• **Problem description**
Set down every record exactly as it appears.
════════════════
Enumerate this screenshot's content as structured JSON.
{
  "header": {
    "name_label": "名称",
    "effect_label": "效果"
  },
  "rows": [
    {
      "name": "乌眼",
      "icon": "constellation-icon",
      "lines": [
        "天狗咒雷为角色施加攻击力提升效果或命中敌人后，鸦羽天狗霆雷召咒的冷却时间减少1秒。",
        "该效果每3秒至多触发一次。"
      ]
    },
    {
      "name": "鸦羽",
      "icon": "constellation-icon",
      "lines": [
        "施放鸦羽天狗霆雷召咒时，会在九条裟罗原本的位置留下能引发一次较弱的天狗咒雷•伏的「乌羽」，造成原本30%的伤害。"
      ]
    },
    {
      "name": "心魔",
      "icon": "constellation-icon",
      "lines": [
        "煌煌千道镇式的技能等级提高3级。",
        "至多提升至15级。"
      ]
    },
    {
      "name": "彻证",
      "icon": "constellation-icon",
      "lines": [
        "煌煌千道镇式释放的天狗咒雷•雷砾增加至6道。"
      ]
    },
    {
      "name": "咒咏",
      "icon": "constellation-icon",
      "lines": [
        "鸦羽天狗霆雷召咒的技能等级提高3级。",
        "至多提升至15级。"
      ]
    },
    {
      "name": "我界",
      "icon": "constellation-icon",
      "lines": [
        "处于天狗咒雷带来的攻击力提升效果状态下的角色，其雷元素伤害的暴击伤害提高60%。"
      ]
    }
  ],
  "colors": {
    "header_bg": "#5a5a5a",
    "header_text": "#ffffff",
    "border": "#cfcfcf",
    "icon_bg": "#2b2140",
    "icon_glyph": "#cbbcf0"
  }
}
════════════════
• **Exercise response**
Enumerate this screenshot's content as structured JSON.
{
  "header": {
    "name_label": "名称",
    "effect_label": "效果"
  },
  "rows": [
    {
      "name": "乌眼",
      "icon": "constellation-icon",
      "lines": [
        "天狗咒雷为角色施加攻击力提升效果或命中敌人后，鸦羽天狗霆雷召咒的冷却时间减少1秒。",
        "该效果每3秒至多触发一次。"
      ]
    },
    {
      "name": "鸦羽",
      "icon": "constellation-icon",
      "lines": [
        "施放鸦羽天狗霆雷召咒时，会在九条裟罗原本的位置留下能引发一次较弱的天狗咒雷•伏的「乌羽」，造成原本30%的伤害。"
      ]
    },
    {
      "name": "心魔",
      "icon": "constellation-icon",
      "lines": [
        "煌煌千道镇式的技能等级提高3级。",
        "至多提升至15级。"
      ]
    },
    {
      "name": "彻证",
      "icon": "constellation-icon",
      "lines": [
        "煌煌千道镇式释放的天狗咒雷•雷砾增加至6道。"
      ]
    },
    {
      "name": "咒咏",
      "icon": "constellation-icon",
      "lines": [
        "鸦羽天狗霆雷召咒的技能等级提高3级。",
        "至多提升至15级。"
      ]
    },
    {
      "name": "我界",
      "icon": "constellation-icon",
      "lines": [
        "处于天狗咒雷带来的攻击力提升效果状态下的角色，其雷元素伤害的暴击伤害提高60%。"
      ]
    }
  ],
  "colors": {
    "header_bg": "#5a5a5a",
    "header_text": "#ffffff",
    "border": "#cfcfcf",
    "icon_bg": "#2b2140",
    "icon_glyph": "#cbbcf0"
  }
}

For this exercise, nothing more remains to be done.